Senior Member
Messages
1,702
Interestingly, I also do some tapping in my imagination. I most often do it when I wake up at night, and am not sure I'm going to be able to get back to sleep. So instead of tapping with my physical arms and hands and possibly waking myself up even more, I tap in my imaginagtion. It may be my imagination :whistle: or some kind of placebo effect, but it really works quite well for me.

At night I'll sometimes do EFT tapping in my imagination, and it often works very well. For example, I have arthritis on the top of one of my feet. It was aching the other night, so rather than get up and apply a topical pain reliever, I did EFT in my head, and the pain went away.

If I wake in the middle of the night, I'll sometimes use this technique to fall back asleep, and often I'll fall asleep before completing the sequence.
 

RYO

Senior Member
Messages
350
Location
USA
A larger study replicating these results is needed. This study begs the question - what is causing brain connectivity issues? Herpes virus reactivation? HERVs? Glial inflammation? Immune cells that crossed BBB during initial viral infection? Are excitatory or inhibitory neurons affected?
 

Wayne

Senior Member
Messages
4,334
Location
Ashland, Oregon
Do you alternate what hand to hold and what hand to use to tap?

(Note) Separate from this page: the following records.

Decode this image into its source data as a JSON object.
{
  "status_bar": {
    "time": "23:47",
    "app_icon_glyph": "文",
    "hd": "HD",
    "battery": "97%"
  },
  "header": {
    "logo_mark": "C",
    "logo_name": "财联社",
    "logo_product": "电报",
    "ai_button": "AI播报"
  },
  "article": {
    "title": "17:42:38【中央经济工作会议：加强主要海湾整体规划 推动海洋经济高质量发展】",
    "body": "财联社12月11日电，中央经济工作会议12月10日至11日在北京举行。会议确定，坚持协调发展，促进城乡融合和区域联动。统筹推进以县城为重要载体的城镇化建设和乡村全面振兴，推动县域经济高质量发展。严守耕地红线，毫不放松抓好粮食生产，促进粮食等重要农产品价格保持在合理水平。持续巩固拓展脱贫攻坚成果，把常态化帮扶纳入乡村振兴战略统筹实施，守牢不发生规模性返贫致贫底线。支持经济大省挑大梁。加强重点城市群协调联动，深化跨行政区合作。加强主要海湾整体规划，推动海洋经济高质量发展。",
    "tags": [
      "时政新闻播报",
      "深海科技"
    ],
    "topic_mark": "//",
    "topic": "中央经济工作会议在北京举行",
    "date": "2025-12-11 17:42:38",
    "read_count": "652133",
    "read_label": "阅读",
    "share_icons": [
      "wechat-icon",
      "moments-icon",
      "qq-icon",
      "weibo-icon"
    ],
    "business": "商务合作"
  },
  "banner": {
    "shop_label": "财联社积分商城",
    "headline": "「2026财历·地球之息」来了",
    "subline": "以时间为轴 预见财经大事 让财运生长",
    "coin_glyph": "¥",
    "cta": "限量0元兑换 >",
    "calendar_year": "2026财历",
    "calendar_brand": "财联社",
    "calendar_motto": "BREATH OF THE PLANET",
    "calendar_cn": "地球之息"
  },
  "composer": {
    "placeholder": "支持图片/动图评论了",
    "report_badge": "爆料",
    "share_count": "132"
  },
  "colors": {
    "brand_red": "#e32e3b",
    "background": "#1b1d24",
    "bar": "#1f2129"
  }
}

Hi @Hufsamor -- I do usually alternate hands, going from one to the other as I make my way from the back of my head at the base to the forehead--four different locations altogether. I actually do two repetitions at the brainstem area, as I feel it's the area that needs the most attention. I think it's always good to adjust any kind of technique to our own unique situation.